*** Records supplied ***

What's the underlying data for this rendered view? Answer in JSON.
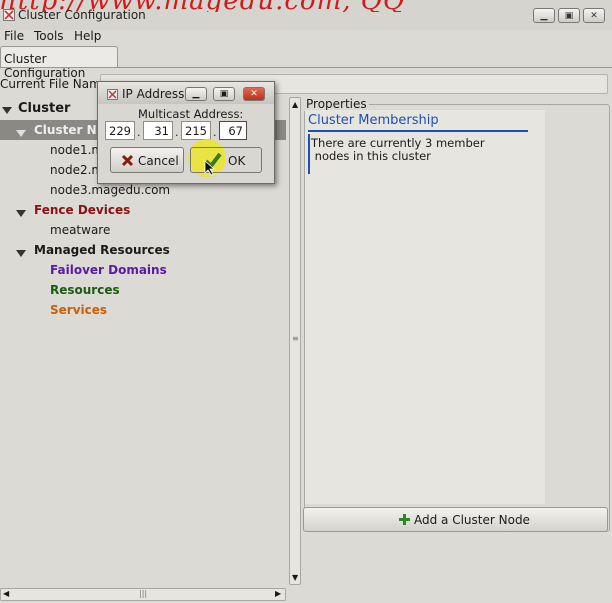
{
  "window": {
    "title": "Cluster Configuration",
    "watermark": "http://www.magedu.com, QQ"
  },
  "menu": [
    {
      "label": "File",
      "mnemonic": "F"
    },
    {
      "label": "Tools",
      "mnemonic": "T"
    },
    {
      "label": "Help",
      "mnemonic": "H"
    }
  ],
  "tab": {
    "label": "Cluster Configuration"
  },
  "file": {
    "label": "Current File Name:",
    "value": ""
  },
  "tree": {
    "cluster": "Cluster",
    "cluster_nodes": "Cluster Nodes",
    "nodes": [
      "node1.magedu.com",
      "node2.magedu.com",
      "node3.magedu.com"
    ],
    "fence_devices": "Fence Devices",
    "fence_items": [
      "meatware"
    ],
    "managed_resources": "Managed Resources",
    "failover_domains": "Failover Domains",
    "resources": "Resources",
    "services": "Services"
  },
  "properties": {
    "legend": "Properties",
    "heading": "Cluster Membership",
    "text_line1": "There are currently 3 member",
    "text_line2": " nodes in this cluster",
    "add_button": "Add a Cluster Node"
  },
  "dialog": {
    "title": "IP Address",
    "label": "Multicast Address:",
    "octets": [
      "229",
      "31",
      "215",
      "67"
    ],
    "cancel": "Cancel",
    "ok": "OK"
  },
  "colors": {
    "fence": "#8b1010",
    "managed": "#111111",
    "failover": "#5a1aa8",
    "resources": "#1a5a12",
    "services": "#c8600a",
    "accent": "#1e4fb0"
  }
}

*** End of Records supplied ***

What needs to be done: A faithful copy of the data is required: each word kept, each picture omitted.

Reply to the exercise:
What's the underlying data for this rendered view? Answer in JSON.
{
  "window": {
    "title": "Cluster Configuration",
    "watermark": "http://www.magedu.com, QQ"
  },
  "menu": [
    {
      "label": "File",
      "mnemonic": "F"
    },
    {
      "label": "Tools",
      "mnemonic": "T"
    },
    {
      "label": "Help",
      "mnemonic": "H"
    }
  ],
  "tab": {
    "label": "Cluster Configuration"
  },
  "file": {
    "label": "Current File Name:",
    "value": ""
  },
  "tree": {
    "cluster": "Cluster",
    "cluster_nodes": "Cluster Nodes",
    "nodes": [
      "node1.magedu.com",
      "node2.magedu.com",
      "node3.magedu.com"
    ],
    "fence_devices": "Fence Devices",
    "fence_items": [
      "meatware"
    ],
    "managed_resources": "Managed Resources",
    "failover_domains": "Failover Domains",
    "resources": "Resources",
    "services": "Services"
  },
  "properties": {
    "legend": "Properties",
    "heading": "Cluster Membership",
    "text_line1": "There are currently 3 member",
    "text_line2": " nodes in this cluster",
    "add_button": "Add a Cluster Node"
  },
  "dialog": {
    "title": "IP Address",
    "label": "Multicast Address:",
    "octets": [
      "229",
      "31",
      "215",
      "67"
    ],
    "cancel": "Cancel",
    "ok": "OK"
  },
  "colors": {
    "fence": "#8b1010",
    "managed": "#111111",
    "failover": "#5a1aa8",
    "resources": "#1a5a12",
    "services": "#c8600a",
    "accent": "#1e4fb0"
  }
}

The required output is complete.